<p>Yes, as far as sciences are concerned I took AP Calculus BC, AP Physics B, AP Physics C: Mechanics, AP Physics C: E&M, AP Biology, Multivariable Differential Equations, and Linear Algebra this year.</p>
<p>Furthermore, I intend to have taken AP English Language, AP US History, AP Chemistry, AP Macroeconomics, AP Microeconomics, AP Environmental Science, AP Statistics next year, Differential Equations, and Physics w/ Calculus III by the end of Junior year.</p>
<p>No, multiple passions will not hurt you. This idea that you have to care about one thing and only one thing is a pernicious myth.</p>
<p>It kind of does because I read articles about how people who were virtually president of everything, perfect grades, valedictorian, class president, and a few billion hours of volunteer work applied to Ivies and got rejected. But then there was this kid who wasnt really part of many clubs at all started his own photography business to support his family who got in. Dont believe me?</p>
<p>Yes I do know it is a wiki article but trust me, you will like it (at least some of you will)</p>
<p>I think its okay if you have multiplee passions meaning one or two, but if you show a "passion" for everything, you have a passion for nothing. Just think of it as life. Colleges dont want the kids who do everything possible, they want kids who will actually do something they have great interest for in their future.</p>
<p>I don't see anything wrong with having more than one passion. :P That's why double majors exist, for people like you who want to follow more than one strict path (not that you HAVE to double, but it's a possibility).</p>
<p>Just be genuine. If it's something that you love, make it clear that you love it, and WHY you love it. From your activities, it seems clear that you enjoy politics and mathematics. Colleges don't just want people who only see one way and one way only; they want people who are well rounded and have an open mind. </p>

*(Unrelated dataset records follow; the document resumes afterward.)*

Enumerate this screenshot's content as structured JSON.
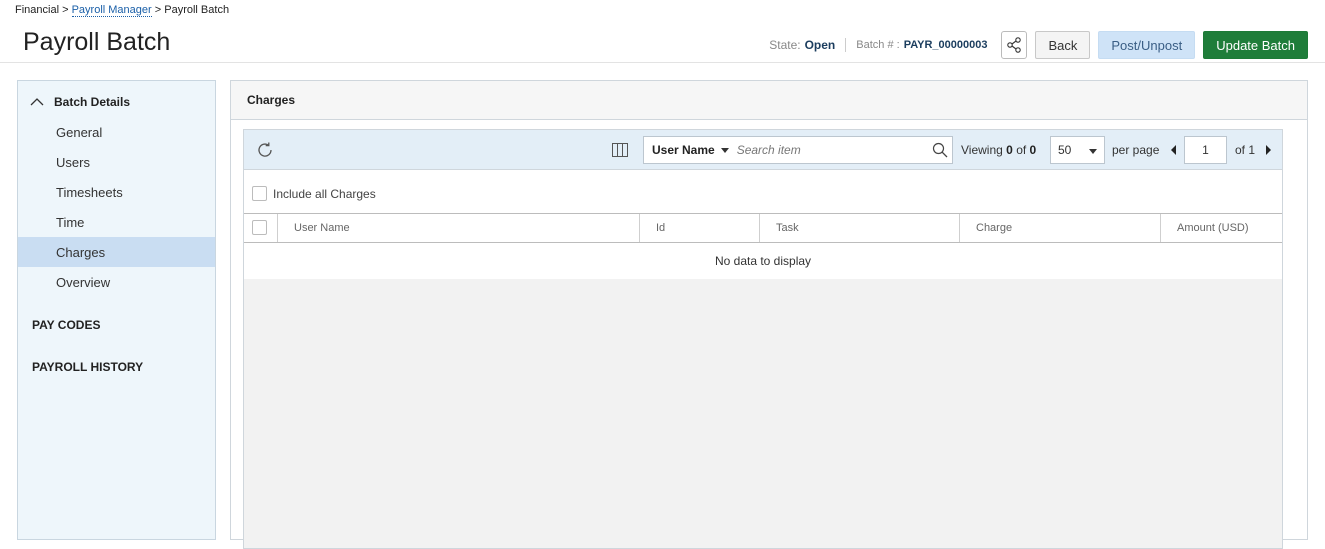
{
  "breadcrumb": {
    "root": "Financial",
    "sep1": ">",
    "parent": "Payroll Manager",
    "sep2": ">",
    "current": "Payroll Batch"
  },
  "header": {
    "title": "Payroll Batch",
    "state_label": "State:",
    "state_value": "Open",
    "batch_label": "Batch # :",
    "batch_value": "PAYR_00000003",
    "back_label": "Back",
    "post_label": "Post/Unpost",
    "update_label": "Update Batch"
  },
  "sidebar": {
    "section_label": "Batch Details",
    "items": [
      {
        "label": "General"
      },
      {
        "label": "Users"
      },
      {
        "label": "Timesheets"
      },
      {
        "label": "Time"
      },
      {
        "label": "Charges"
      },
      {
        "label": "Overview"
      }
    ],
    "active_item": "Charges",
    "pay_codes_label": "PAY CODES",
    "payroll_history_label": "PAYROLL HISTORY"
  },
  "panel": {
    "title": "Charges",
    "search": {
      "field": "User Name",
      "placeholder": "Search item"
    },
    "viewing": {
      "label": "Viewing",
      "from": "0",
      "of_label": "of",
      "total": "0"
    },
    "per_page_value": "50",
    "per_page_label": "per page",
    "page_value": "1",
    "of_pages_label": "of 1",
    "include_label": "Include all Charges",
    "columns": [
      "User Name",
      "Id",
      "Task",
      "Charge",
      "Amount (USD)"
    ],
    "no_data": "No data to display"
  },
  "colors": {
    "accent": "#1f7d3a",
    "post_bg": "#cfe3f7",
    "active_item": "#c9ddf2",
    "sidebar_bg": "#eef6fb"
  }
}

<p>Not to mention, I think it's a really interesting combination of interests you've got there...</p>
<p>I would love to double major if I were given the opportunity to do so! Thanks for all of the assistance, I really appreciate your advice. Also, will the fact that I take a lot of science classes and am involved with science research hurt me? (as science is really something that's associated with math/politics but I still love pursuing it)</p>
<p>Just find something you like a lot and work on that instead of doing everything. One or two and you'll be fine. You Do MUN and MC, so focus on government and the like.</p>
<p>^Hmmm...what makes you think that? My primary activities are mathematics based (i'm a highly ranked mathematician who has won several significant competitions and tournaments). Also, how is what I'm doing, everything? I appreciate the advice and would love it if you could elaborate a bit.</p>
It kind of does because I read articles about how people who were virtually president of everything, perfect grades, valedictorian, class president, and a few billion hours of volunteer work applied to Ivies and got rejected.
The fact this this is considered to be an event worth writing about shows that it helps very much. Almost everyone is rejected, but people like that have much better odds. </p>
<p>Really, for someone applying to a top school, DataBox couldn't possibly be in a better position. It would be surprising if he were rejected from Caltech, and he'll probably get into at least one of HYPSM. I mean, USAMO and class president? How often do you think they see both of those on the same resume?</p>
<p>I find it intriguing that any high schooler can even reach differential equations and Post AP physics. Can you even take those classes at your HS?
You must be quite a gifted young man.</p>
<p>Oh im sorry DataBox. I wasnt aiming that towards you. Im just ****ed because there are all these kids at school going around like, "Oh i am in this club and that. Just doing this club gets you a 5% better chance into Ivies. I dont care if I dont lke this club or that one, i am just doing it to get into college."</p>
<p>Just putting out there for people like that.
What specifically in math? Business clubs maybe. Do you have FBLA in your school? if not search it and bring it to your school.
If you like math, try looking at Princeton U courses.</p>